▶ _Exercise directions_
The lines you return should be those containing the string "icon", taken from the data below.

++++ Provided records ++++

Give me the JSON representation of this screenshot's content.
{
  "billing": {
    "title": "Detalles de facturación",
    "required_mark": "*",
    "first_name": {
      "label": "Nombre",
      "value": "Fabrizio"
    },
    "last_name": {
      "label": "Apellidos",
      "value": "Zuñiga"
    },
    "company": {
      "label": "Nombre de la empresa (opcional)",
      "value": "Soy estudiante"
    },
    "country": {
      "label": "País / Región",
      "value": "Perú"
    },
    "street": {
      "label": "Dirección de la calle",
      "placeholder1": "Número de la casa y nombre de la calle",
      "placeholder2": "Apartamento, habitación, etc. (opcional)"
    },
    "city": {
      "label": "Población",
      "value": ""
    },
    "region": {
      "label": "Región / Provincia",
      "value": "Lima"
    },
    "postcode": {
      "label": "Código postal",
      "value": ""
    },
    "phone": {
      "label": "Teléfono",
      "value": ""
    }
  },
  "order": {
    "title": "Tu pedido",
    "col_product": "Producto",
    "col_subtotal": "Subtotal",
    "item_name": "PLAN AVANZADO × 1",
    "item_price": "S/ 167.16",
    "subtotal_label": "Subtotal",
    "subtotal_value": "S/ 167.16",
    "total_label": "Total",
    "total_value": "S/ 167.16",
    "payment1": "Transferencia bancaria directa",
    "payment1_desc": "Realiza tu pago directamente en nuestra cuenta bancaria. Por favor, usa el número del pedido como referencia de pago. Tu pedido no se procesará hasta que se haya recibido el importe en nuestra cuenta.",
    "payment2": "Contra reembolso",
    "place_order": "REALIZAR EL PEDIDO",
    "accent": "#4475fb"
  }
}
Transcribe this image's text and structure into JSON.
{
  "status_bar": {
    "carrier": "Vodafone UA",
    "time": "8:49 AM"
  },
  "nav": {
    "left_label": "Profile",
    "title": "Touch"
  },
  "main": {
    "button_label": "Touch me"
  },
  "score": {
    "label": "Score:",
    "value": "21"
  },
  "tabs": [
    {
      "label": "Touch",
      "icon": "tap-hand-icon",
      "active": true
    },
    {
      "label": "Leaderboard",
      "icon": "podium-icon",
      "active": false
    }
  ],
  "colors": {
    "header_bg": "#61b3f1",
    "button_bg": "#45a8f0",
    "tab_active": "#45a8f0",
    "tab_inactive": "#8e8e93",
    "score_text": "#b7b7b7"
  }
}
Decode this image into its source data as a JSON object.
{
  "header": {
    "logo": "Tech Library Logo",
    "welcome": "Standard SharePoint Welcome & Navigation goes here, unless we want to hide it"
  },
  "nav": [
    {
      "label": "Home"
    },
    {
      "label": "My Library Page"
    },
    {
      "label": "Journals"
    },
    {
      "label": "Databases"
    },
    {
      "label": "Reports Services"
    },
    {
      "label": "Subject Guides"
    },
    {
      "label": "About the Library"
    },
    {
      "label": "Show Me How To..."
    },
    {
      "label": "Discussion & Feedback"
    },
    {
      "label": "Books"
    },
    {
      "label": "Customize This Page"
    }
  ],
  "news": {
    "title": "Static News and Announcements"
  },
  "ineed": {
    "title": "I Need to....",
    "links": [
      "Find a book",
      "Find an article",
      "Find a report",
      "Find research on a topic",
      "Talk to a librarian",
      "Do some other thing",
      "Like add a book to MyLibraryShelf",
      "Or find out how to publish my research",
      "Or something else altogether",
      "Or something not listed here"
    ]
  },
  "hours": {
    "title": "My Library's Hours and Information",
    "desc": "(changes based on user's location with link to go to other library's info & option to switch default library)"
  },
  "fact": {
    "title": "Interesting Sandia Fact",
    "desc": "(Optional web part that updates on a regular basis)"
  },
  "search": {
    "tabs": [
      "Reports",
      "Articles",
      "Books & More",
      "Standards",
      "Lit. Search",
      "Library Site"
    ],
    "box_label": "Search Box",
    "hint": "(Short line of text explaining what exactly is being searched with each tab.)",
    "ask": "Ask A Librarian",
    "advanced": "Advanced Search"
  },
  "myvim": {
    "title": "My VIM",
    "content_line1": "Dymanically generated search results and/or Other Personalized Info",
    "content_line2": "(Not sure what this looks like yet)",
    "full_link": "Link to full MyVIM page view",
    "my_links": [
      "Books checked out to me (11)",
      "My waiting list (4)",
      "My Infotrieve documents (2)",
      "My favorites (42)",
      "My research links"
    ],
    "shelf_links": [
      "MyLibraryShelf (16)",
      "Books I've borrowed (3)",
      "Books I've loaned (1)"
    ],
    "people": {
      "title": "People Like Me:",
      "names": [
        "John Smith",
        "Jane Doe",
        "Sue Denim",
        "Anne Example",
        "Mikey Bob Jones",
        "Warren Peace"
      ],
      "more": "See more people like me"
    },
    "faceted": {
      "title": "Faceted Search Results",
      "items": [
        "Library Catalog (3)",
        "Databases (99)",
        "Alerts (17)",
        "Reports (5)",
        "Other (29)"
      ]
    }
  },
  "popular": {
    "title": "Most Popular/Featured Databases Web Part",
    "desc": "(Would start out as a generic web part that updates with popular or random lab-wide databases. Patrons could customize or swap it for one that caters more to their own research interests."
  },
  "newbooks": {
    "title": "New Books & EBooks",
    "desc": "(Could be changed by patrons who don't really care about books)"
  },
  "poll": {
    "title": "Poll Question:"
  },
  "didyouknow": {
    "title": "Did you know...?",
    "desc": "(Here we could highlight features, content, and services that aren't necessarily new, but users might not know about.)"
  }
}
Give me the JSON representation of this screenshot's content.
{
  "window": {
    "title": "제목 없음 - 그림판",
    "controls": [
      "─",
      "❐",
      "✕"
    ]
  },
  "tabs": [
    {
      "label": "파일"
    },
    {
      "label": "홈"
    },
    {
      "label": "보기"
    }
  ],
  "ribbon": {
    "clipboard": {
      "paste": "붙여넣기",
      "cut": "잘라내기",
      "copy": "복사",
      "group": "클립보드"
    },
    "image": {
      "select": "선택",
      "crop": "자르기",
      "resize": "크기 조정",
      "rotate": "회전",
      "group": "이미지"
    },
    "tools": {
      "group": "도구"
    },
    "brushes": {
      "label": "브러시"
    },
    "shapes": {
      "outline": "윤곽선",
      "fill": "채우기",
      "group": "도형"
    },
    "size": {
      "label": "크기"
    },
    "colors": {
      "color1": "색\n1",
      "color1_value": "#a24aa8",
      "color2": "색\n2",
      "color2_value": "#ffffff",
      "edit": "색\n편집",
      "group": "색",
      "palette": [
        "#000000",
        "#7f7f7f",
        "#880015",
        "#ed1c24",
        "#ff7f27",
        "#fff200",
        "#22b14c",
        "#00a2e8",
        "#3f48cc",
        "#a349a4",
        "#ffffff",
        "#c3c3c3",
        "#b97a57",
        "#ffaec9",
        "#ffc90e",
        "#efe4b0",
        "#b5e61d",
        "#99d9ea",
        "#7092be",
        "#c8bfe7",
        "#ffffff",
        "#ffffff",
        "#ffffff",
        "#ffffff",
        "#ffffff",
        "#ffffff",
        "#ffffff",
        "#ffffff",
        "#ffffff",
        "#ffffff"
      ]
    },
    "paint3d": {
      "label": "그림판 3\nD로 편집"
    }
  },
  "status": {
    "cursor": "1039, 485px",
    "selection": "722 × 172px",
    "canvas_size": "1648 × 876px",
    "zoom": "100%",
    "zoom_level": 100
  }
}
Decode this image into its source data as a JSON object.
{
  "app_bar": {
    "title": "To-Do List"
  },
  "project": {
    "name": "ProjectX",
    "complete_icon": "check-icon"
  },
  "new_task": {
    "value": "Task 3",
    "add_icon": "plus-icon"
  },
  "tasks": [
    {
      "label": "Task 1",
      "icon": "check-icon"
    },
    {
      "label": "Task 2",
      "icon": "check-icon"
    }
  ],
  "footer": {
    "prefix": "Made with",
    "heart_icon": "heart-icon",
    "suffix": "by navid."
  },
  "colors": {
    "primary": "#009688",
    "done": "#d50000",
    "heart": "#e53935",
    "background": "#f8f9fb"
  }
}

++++

▶ _Exercise output_
      "icon": "tap-hand-icon",
      "icon": "podium-icon",
    "complete_icon": "check-icon"
    "add_icon": "plus-icon"
      "icon": "check-icon"
      "icon": "check-icon"
    "heart_icon": "heart-icon",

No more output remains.